_YOUR OBJECTIVE_
Retype the records below exactly as they appear.

Stored entries:
Segment Open

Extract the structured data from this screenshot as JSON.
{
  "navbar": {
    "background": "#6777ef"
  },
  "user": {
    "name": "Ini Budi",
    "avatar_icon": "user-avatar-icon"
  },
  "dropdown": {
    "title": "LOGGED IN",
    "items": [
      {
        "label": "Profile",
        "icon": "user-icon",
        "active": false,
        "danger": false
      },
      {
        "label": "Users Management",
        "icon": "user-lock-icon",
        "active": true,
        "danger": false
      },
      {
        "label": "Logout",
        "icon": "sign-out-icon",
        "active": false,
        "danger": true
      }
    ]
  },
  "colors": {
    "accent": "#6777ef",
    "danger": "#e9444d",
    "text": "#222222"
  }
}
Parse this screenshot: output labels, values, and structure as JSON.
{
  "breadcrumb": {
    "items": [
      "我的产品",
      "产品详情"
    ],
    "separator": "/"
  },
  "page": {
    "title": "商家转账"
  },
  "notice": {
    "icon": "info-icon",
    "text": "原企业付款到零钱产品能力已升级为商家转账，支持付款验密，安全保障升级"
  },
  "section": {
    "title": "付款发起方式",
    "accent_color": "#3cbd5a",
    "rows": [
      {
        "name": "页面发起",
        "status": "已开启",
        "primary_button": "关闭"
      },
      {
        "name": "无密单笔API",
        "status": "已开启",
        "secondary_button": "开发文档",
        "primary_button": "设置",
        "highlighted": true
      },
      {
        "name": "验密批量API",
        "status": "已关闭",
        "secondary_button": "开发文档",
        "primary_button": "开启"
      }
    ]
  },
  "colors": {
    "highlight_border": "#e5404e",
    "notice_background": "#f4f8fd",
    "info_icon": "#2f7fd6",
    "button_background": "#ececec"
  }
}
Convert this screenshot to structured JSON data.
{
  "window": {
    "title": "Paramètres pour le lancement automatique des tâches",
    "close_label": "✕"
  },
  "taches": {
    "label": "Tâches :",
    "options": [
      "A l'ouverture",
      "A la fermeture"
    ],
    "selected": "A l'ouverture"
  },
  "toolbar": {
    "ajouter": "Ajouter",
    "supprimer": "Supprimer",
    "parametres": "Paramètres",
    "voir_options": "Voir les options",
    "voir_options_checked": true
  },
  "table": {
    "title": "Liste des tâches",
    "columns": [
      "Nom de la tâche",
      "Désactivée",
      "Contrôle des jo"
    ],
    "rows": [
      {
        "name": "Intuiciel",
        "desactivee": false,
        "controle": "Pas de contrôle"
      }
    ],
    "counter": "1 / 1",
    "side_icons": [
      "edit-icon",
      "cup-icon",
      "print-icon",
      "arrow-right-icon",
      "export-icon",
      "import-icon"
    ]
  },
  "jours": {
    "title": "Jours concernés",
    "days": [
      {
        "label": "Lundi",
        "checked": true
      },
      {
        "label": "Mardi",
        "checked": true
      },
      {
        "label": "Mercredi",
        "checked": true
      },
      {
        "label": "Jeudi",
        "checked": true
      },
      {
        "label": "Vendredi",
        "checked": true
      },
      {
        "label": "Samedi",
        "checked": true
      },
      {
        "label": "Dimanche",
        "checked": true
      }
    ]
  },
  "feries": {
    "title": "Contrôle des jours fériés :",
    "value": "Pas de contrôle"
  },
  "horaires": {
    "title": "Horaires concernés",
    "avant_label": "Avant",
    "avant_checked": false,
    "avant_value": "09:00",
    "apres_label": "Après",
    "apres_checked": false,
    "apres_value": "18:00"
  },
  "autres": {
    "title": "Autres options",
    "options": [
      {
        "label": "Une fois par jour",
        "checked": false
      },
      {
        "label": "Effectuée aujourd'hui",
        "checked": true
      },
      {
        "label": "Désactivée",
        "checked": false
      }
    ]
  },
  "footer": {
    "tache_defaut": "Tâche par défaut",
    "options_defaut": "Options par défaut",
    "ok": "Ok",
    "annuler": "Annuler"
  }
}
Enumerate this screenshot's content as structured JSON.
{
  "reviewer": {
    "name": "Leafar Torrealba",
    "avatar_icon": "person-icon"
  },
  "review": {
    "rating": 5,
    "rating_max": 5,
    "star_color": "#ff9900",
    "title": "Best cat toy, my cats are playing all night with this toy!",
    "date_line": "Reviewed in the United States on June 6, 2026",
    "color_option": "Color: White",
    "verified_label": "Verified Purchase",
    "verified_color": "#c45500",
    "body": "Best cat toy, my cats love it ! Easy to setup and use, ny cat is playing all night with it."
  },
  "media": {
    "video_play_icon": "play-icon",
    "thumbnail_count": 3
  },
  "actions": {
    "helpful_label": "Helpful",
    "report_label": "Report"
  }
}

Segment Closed

_ANSWER FOR THE TASK_
Extract the structured data from this screenshot as JSON.
{
  "navbar": {
    "background": "#6777ef"
  },
  "user": {
    "name": "Ini Budi",
    "avatar_icon": "user-avatar-icon"
  },
  "dropdown": {
    "title": "LOGGED IN",
    "items": [
      {
        "label": "Profile",
        "icon": "user-icon",
        "active": false,
        "danger": false
      },
      {
        "label": "Users Management",
        "icon": "user-lock-icon",
        "active": true,
        "danger": false
      },
      {
        "label": "Logout",
        "icon": "sign-out-icon",
        "active": false,
        "danger": true
      }
    ]
  },
  "colors": {
    "accent": "#6777ef",
    "danger": "#e9444d",
    "text": "#222222"
  }
}
Parse this screenshot: output labels, values, and structure as JSON.
{
  "breadcrumb": {
    "items": [
      "我的产品",
      "产品详情"
    ],
    "separator": "/"
  },
  "page": {
    "title": "商家转账"
  },
  "notice": {
    "icon": "info-icon",
    "text": "原企业付款到零钱产品能力已升级为商家转账，支持付款验密，安全保障升级"
  },
  "section": {
    "title": "付款发起方式",
    "accent_color": "#3cbd5a",
    "rows": [
      {
        "name": "页面发起",
        "status": "已开启",
        "primary_button": "关闭"
      },
      {
        "name": "无密单笔API",
        "status": "已开启",
        "secondary_button": "开发文档",
        "primary_button": "设置",
        "highlighted": true
      },
      {
        "name": "验密批量API",
        "status": "已关闭",
        "secondary_button": "开发文档",
        "primary_button": "开启"
      }
    ]
  },
  "colors": {
    "highlight_border": "#e5404e",
    "notice_background": "#f4f8fd",
    "info_icon": "#2f7fd6",
    "button_background": "#ececec"
  }
}
Convert this screenshot to structured JSON data.
{
  "window": {
    "title": "Paramètres pour le lancement automatique des tâches",
    "close_label": "✕"
  },
  "taches": {
    "label": "Tâches :",
    "options": [
      "A l'ouverture",
      "A la fermeture"
    ],
    "selected": "A l'ouverture"
  },
  "toolbar": {
    "ajouter": "Ajouter",
    "supprimer": "Supprimer",
    "parametres": "Paramètres",
    "voir_options": "Voir les options",
    "voir_options_checked": true
  },
  "table": {
    "title": "Liste des tâches",
    "columns": [
      "Nom de la tâche",
      "Désactivée",
      "Contrôle des jo"
    ],
    "rows": [
      {
        "name": "Intuiciel",
        "desactivee": false,
        "controle": "Pas de contrôle"
      }
    ],
    "counter": "1 / 1",
    "side_icons": [
      "edit-icon",
      "cup-icon",
      "print-icon",
      "arrow-right-icon",
      "export-icon",
      "import-icon"
    ]
  },
  "jours": {
    "title": "Jours concernés",
    "days": [
      {
        "label": "Lundi",
        "checked": true
      },
      {
        "label": "Mardi",
        "checked": true
      },
      {
        "label": "Mercredi",
        "checked": true
      },
      {
        "label": "Jeudi",
        "checked": true
      },
      {
        "label": "Vendredi",
        "checked": true
      },
      {
        "label": "Samedi",
        "checked": true
      },
      {
        "label": "Dimanche",
        "checked": true
      }
    ]
  },
  "feries": {
    "title": "Contrôle des jours fériés :",
    "value": "Pas de contrôle"
  },
  "horaires": {
    "title": "Horaires concernés",
    "avant_label": "Avant",
    "avant_checked": false,
    "avant_value": "09:00",
    "apres_label": "Après",
    "apres_checked": false,
    "apres_value": "18:00"
  },
  "autres": {
    "title": "Autres options",
    "options": [
      {
        "label": "Une fois par jour",
        "checked": false
      },
      {
        "label": "Effectuée aujourd'hui",
        "checked": true
      },
      {
        "label": "Désactivée",
        "checked": false
      }
    ]
  },
  "footer": {
    "tache_defaut": "Tâche par défaut",
    "options_defaut": "Options par défaut",
    "ok": "Ok",
    "annuler": "Annuler"
  }
}
Enumerate this screenshot's content as structured JSON.
{
  "reviewer": {
    "name": "Leafar Torrealba",
    "avatar_icon": "person-icon"
  },
  "review": {
    "rating": 5,
    "rating_max": 5,
    "star_color": "#ff9900",
    "title": "Best cat toy, my cats are playing all night with this toy!",
    "date_line": "Reviewed in the United States on June 6, 2026",
    "color_option": "Color: White",
    "verified_label": "Verified Purchase",
    "verified_color": "#c45500",
    "body": "Best cat toy, my cats love it ! Easy to setup and use, ny cat is playing all night with it."
  },
  "media": {
    "video_play_icon": "play-icon",
    "thumbnail_count": 3
  },
  "actions": {
    "helpful_label": "Helpful",
    "report_label": "Report"
  }
}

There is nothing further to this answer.